How to re-imagine learning in the wake of Covid-19
Last week the EdTech Hub, #NextGenEdu, and Education Development Trust convened experts, policymakers, and implementers to discuss their visions for a reimagined approach to learning in the wake of coronavirus.
The invited speakers were:
- Mohibul Hasan Chowdhury, Deputy Minister of Education, Bangladesh Ministry of Education
- Jim Ackers, Regional Education Advisor, UNICEF South Asia Regional Office
- Sonam Wangchuk, Founder, Students’ Educational and Cultural Movement of Ladakh
- Tony McAleavey, Research Director, Education Development Trust
- Wambura Kimunyu, CEO of Eneza Education
During a lively online discussion, we asked panellists and audience members “What must any government response to reopening schools include?” The answers were enlightening and sparked plenty of debate.
If you have an hour to spare, you can watch the event online. If you would prefer to read something, check out our new report with Education Development Trust looking into international plans for schools reopening.
Here are some key takeaways from the discussion:
1. Community engagement must come first
Whether it is for relaying public health messages, identifying the most marginalised, collecting data, or delivering lessons, the importance of community engagement can not be overstated. Evidence shows children are unlikely to learn anything at home without the support of an adult or older sibling. In times of lockdowns, those directly in the community are likely to be the only ones with the ability to directly reach children.
2. The more you use data, the better decisions you make

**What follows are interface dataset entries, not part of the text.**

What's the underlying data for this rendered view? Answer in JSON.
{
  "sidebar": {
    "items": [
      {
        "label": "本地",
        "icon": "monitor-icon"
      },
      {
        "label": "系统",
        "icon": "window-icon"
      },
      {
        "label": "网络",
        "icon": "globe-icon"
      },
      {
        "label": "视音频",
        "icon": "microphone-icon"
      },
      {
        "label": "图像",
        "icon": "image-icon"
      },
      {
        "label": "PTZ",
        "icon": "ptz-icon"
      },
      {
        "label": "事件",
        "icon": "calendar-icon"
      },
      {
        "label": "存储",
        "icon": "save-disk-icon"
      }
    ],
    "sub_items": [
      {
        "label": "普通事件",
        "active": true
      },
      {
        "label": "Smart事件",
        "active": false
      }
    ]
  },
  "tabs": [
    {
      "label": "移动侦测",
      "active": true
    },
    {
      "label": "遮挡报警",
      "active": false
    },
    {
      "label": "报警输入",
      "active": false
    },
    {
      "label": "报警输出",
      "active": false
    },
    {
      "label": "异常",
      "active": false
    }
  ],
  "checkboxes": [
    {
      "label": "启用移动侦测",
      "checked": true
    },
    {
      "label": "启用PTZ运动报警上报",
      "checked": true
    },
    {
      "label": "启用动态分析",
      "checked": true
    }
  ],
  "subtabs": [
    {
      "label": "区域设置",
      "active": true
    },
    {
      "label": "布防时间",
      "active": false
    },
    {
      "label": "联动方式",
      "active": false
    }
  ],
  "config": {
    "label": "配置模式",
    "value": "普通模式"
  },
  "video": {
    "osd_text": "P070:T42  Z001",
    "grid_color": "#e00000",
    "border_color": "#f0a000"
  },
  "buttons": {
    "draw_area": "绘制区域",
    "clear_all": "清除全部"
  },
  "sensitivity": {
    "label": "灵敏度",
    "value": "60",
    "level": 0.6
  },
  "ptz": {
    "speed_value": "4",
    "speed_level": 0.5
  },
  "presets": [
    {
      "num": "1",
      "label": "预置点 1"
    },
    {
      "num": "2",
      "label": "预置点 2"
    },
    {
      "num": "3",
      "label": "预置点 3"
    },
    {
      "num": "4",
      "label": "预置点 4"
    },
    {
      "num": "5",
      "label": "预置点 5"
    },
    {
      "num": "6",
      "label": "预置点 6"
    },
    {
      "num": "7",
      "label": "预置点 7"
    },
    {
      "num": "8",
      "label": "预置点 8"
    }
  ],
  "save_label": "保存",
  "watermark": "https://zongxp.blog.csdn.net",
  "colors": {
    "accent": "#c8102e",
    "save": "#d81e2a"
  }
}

Reliable data is an essential tool when deciding which modes of learning to pursue. You have to know which teachers are available, which NGOs are working where; you need to know about electricity, internet, and devices. All this information is vital in designing an effective learning plan. It is important to collect data across the nation, including specific marginalised groups’ such as girls and rural communities. All decisions should be data-driven.

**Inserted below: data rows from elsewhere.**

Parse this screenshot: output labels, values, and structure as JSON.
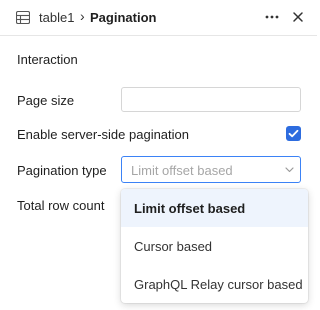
{
  "header": {
    "parent_label": "table1",
    "separator": "›",
    "current_label": "Pagination",
    "icons": {
      "table": "table-icon",
      "more": "more-horizontal-icon",
      "close": "close-icon"
    }
  },
  "section": {
    "title": "Interaction"
  },
  "fields": {
    "page_size": {
      "label": "Page size",
      "value": "",
      "placeholder": ""
    },
    "server_side": {
      "label": "Enable server-side pagination",
      "checked": true
    },
    "pagination_type": {
      "label": "Pagination type",
      "selected": "Limit offset based"
    },
    "total_row_count": {
      "label": "Total row count"
    }
  },
  "dropdown": {
    "options": [
      {
        "label": "Limit offset based",
        "selected": true
      },
      {
        "label": "Cursor based",
        "selected": false
      },
      {
        "label": "GraphQL Relay cursor based",
        "selected": false
      }
    ]
  },
  "colors": {
    "accent": "#2d6cdf",
    "focus_border": "#3b82f6",
    "selected_bg": "#eef4fd"
  }
}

3. Measure learning outcomes, not attendance
The global learning crisis existed before COVID-19. In some many countries, as many as 89% of ten-year-olds cannot read a simple text. Focus on measurement has traditionally been on access to education but as Honourable Minister Chowdhury said: “Attendance is not enough, we must make sure students are learning.” It’s important to use assessments and data to check that children are learning, and adapt teaching where necessary.

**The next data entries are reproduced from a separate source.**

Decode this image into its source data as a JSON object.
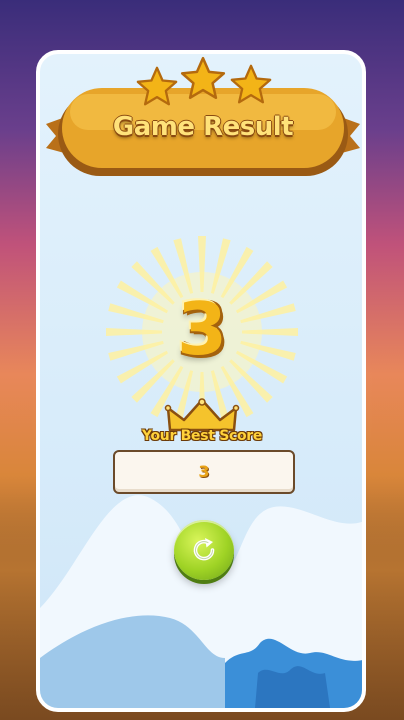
{
  "result_title": "Game Result",
  "score": "3",
  "best_score_label": "Your Best Score",
  "best_score_value": "3",
  "stars_earned": 3,
  "icons": {
    "replay": "replay-icon",
    "crown": "crown-icon",
    "star": "star-icon"
  },
  "colors": {
    "banner": "#e7a52a",
    "score": "#f3b417",
    "replay_button": "#9fd325",
    "panel": "#e3f2fc"
  }
}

4. Relentlessly focus on the most marginalised
What would the world look like in ten years if we could give the most economically disadvantaged the best education?
During school closures, the risk of the most marginalised falling further behind is exacerbated. Governments must explicitly integrate the learning of the most marginalised groups into their school reopening plans.
5. Focus on child-centred learning
As Sonam Wangchuk said: “As things go back to normal we must make sure schools do not go back to normal.” The internet is good at providing lectures; schools can focus on providing what the internet is less good at – engaging, supporting, challenging, and motivating children.
6. Try flipping things around
Tony McAleavy, from Education Development Trust, suggested during the session that “instead of 75 students in a classroom for 5 days a week, we try 15 students for one day.” This ‘flipped model’ could allow more personal student-teacher interaction time with a higher level of feedback and guidance. We know students learn little without diagnostic assessment followed by tailored instruction.
But what about the time spent away from school? Focusing on community-supported level learning (rather than home-level learning) raises hopes for more equitable distance learning. For example, radio broadcasting could be used for a neighbourhood small group of students with a literate community facilitator.
7. “Equip the teachers with tools and training and recognise their value.”
Current school closures have re-confirmed the value of teachers to parents the world over. It is critical that this recognition is not lost and teachers are supported to execute their vital role as educators of future generations. This means providing them with ongoing professional development opportunities, including equipping teachers with specific skills like the ability to use technology to deliver child-centred pedagogy. At the same time, teachers must be engaged in decisions about the nature of the professional development they require and be provided with the chance to take ownership of their careers and learning.
8. Build resilience with multiple modes
Wambura Kimunyu, CEO of Eneza Education, said: “I must emphasize the need for an ecosystem; we can’t focus on one mode, we need a whole ecosystem.” Resilient education depends on more than one medium. In settings where connectivity and access are low, low or no-tech options (such as radio, TV, or small group learning) are important parts of a larger system. Determining how to integrate these different modalities is a key part of both responding to the COVID-19 school closures and integrating technology into education systems to enhance learning. See our report ‘A five-part education response to the COVID-19 pandemic’ for more on this topic.
9. Work with and support the private sector
In many countries, there is a thriving private sector; growing numbers of public-private partnerships are responsible for the education of a large number of students. They should be offered support to focus on equity, learning outcomes, and responsible data collection and management.
Have we caught your interest? You can watch the whole webinar here.